:: Exercise directions ::
State how many lines in the records below contain the word "heading". Nothing else is needed.

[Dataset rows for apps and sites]
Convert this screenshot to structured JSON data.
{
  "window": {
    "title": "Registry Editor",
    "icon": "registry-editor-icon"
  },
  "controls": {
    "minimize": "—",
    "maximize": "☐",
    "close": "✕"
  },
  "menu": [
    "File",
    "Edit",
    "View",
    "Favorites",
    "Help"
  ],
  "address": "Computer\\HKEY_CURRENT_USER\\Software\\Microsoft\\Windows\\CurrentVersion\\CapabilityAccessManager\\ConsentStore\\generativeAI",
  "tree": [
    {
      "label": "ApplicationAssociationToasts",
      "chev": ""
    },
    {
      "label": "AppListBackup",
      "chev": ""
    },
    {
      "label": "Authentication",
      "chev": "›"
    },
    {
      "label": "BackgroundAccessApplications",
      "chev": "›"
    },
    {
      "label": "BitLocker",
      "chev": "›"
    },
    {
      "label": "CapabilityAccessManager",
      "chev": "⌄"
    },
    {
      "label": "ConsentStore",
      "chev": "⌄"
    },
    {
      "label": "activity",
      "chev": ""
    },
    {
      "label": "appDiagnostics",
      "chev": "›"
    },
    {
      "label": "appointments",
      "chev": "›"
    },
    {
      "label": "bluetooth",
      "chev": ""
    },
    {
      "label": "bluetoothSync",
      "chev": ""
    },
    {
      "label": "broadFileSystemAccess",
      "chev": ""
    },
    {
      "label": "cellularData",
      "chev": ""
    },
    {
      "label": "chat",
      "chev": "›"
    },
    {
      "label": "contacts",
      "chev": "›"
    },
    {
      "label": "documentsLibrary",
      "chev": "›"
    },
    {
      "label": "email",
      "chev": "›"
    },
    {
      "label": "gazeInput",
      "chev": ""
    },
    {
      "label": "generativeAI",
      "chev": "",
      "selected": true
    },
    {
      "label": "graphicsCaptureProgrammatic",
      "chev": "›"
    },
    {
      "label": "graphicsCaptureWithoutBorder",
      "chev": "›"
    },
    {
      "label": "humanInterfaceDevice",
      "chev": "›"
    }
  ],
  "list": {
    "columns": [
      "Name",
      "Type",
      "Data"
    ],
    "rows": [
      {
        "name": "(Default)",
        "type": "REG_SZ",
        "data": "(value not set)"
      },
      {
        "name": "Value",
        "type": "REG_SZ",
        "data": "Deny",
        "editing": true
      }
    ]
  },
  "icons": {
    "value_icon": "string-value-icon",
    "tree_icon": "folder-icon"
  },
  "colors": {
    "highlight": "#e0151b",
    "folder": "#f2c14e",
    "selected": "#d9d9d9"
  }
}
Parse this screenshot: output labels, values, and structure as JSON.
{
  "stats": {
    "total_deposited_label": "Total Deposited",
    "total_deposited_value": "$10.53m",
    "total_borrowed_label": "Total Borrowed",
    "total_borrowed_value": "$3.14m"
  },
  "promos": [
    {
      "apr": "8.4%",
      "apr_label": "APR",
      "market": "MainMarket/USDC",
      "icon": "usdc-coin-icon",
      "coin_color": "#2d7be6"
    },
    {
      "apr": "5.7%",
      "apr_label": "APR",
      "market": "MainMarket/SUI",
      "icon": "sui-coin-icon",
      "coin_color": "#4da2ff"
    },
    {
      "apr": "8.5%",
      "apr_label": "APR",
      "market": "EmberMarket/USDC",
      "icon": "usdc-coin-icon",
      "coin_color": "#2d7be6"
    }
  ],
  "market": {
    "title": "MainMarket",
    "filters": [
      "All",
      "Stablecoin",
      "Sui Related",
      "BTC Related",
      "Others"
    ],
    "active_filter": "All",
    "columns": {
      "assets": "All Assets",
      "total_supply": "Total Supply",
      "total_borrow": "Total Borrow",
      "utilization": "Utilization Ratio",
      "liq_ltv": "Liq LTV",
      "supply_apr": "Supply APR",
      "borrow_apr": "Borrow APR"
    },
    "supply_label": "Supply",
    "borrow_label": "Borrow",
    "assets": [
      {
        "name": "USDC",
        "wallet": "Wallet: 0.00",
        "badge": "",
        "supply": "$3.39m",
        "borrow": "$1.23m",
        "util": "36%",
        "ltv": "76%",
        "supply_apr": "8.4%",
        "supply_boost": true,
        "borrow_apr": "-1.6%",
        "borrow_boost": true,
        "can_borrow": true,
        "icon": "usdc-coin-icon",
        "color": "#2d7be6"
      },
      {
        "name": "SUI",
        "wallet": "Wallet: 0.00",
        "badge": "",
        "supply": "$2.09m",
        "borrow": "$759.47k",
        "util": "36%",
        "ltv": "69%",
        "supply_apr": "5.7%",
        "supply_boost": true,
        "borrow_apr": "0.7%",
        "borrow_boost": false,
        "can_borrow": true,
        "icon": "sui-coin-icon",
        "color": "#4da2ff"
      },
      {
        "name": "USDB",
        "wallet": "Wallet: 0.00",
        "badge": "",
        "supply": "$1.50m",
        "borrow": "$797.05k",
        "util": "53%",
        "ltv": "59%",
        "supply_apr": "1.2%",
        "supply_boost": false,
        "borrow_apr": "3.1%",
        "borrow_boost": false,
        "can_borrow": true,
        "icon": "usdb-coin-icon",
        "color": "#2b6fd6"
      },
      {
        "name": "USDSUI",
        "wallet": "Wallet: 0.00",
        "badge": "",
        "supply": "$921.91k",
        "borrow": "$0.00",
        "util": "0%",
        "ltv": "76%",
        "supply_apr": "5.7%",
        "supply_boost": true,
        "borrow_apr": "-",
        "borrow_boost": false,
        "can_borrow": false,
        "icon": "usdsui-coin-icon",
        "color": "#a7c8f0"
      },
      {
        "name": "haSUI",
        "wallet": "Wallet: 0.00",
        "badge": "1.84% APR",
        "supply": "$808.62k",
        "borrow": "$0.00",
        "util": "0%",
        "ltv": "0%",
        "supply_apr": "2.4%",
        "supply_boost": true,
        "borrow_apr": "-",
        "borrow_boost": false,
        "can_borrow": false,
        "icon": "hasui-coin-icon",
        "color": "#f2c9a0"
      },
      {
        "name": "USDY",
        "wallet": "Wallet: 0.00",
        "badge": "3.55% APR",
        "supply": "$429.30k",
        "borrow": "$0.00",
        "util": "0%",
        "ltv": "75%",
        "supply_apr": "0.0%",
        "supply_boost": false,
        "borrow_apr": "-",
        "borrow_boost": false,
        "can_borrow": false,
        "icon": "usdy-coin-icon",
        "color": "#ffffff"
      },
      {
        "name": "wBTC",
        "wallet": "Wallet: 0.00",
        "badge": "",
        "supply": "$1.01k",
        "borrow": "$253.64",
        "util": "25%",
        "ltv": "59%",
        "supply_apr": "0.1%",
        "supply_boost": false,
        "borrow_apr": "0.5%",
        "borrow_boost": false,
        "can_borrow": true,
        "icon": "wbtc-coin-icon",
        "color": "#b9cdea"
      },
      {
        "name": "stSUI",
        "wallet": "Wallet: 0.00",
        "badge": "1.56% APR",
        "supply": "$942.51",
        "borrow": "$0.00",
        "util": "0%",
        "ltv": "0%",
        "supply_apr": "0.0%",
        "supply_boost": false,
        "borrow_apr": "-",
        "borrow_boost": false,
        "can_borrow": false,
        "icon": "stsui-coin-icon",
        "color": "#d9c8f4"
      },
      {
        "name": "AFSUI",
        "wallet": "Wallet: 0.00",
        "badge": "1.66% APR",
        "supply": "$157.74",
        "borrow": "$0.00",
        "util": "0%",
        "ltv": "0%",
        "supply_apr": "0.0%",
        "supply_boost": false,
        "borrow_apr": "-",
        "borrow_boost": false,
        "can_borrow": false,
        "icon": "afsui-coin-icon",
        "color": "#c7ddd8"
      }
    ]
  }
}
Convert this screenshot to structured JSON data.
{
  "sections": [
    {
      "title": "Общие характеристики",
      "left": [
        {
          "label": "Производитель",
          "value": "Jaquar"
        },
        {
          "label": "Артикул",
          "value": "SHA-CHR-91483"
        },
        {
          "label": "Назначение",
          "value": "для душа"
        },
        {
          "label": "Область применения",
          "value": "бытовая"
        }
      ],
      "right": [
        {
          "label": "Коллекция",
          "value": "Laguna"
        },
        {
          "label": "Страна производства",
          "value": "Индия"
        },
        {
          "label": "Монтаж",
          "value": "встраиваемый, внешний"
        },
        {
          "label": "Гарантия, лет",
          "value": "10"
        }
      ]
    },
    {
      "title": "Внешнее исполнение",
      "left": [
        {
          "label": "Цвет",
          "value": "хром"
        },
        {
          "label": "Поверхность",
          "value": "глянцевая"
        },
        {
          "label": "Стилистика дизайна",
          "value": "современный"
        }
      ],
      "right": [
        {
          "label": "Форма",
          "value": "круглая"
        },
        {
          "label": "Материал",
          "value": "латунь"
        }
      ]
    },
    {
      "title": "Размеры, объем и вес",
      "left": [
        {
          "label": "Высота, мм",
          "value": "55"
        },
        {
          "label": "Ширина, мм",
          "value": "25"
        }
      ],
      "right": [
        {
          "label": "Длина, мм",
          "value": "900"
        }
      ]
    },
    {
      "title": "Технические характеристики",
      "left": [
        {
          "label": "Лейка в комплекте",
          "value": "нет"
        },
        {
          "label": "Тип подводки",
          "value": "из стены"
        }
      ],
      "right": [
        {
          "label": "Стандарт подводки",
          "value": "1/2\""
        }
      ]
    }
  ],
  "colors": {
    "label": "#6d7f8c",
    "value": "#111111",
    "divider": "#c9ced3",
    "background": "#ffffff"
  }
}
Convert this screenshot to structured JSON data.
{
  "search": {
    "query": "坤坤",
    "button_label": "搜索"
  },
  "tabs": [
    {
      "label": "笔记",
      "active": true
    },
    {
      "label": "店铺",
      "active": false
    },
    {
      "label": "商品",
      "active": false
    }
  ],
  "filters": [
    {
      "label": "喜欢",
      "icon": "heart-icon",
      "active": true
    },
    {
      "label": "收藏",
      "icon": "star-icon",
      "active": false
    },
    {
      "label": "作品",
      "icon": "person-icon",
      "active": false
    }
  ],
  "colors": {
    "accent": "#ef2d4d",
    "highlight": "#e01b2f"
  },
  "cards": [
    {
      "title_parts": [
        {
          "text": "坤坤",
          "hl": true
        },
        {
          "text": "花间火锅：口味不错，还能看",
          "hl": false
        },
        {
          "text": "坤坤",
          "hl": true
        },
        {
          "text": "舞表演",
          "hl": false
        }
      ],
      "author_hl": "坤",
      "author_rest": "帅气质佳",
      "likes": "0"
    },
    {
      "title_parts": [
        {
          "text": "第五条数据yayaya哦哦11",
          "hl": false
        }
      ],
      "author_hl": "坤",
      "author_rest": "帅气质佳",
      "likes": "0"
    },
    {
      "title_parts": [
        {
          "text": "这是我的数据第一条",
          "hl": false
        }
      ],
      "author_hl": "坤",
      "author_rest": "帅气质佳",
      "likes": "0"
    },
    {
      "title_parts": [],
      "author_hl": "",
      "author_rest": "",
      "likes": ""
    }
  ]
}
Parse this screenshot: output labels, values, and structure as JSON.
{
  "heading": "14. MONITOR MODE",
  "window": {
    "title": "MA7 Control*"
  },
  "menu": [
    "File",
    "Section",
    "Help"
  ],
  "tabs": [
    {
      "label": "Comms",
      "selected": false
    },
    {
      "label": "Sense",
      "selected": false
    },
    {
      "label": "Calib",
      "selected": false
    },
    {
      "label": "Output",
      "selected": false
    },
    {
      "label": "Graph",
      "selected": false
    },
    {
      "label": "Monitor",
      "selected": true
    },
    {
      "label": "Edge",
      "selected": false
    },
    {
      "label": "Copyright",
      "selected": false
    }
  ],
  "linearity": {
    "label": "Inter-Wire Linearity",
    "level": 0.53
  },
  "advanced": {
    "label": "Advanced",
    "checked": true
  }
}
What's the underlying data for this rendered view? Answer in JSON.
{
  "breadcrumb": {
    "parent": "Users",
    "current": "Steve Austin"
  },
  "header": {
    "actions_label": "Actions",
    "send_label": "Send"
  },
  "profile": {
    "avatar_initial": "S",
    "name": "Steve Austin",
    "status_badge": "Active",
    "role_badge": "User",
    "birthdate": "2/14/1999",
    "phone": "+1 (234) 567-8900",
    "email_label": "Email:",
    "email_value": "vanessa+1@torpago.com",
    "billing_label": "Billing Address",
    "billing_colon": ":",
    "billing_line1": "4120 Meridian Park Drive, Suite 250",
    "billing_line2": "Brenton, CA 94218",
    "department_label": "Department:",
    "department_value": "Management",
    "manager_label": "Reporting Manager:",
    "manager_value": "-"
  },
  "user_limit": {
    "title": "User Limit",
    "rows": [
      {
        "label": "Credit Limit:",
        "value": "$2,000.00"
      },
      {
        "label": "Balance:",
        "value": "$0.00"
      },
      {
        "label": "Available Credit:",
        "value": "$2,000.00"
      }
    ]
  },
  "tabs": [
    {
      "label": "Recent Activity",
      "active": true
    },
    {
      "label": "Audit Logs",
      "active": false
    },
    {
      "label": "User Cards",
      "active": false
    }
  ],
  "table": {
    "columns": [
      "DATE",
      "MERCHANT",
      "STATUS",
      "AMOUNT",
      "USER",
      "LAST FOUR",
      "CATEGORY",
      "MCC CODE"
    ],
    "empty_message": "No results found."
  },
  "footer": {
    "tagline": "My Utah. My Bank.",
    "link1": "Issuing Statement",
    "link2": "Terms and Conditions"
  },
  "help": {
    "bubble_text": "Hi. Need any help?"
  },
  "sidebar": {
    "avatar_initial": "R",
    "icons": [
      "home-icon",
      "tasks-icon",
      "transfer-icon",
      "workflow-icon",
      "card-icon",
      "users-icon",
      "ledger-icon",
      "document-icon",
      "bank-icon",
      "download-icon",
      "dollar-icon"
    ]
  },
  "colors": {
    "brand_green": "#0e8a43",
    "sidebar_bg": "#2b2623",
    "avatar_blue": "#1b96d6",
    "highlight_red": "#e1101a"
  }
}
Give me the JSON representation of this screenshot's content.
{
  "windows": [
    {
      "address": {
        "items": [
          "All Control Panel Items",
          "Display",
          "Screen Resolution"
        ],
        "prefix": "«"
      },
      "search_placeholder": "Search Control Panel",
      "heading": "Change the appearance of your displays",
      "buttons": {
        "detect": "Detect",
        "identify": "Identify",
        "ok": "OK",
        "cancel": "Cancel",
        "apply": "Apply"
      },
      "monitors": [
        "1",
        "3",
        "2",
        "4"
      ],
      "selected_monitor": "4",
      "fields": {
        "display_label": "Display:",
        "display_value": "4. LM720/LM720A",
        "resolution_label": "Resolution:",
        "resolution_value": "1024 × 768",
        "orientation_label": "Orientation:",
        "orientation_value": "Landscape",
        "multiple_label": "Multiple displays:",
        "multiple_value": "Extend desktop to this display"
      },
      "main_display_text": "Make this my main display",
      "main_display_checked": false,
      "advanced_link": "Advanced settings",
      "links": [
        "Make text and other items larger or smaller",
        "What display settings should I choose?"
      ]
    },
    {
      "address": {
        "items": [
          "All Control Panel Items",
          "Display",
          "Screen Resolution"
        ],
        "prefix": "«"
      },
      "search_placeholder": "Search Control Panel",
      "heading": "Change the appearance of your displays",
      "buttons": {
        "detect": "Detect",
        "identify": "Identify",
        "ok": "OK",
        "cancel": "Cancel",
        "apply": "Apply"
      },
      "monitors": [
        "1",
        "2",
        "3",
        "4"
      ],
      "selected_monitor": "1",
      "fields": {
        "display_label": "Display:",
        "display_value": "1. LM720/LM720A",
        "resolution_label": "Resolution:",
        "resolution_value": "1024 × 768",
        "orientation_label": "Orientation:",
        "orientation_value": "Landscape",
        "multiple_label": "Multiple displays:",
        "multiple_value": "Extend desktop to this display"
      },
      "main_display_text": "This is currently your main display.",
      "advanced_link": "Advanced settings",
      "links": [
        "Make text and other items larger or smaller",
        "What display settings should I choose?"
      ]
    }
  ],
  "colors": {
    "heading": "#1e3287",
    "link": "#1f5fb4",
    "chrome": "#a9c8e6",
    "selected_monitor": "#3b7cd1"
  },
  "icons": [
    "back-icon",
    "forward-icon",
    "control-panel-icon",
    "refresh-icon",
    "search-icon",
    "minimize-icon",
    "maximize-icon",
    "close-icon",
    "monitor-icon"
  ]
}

:: Answer to this exercise ::
4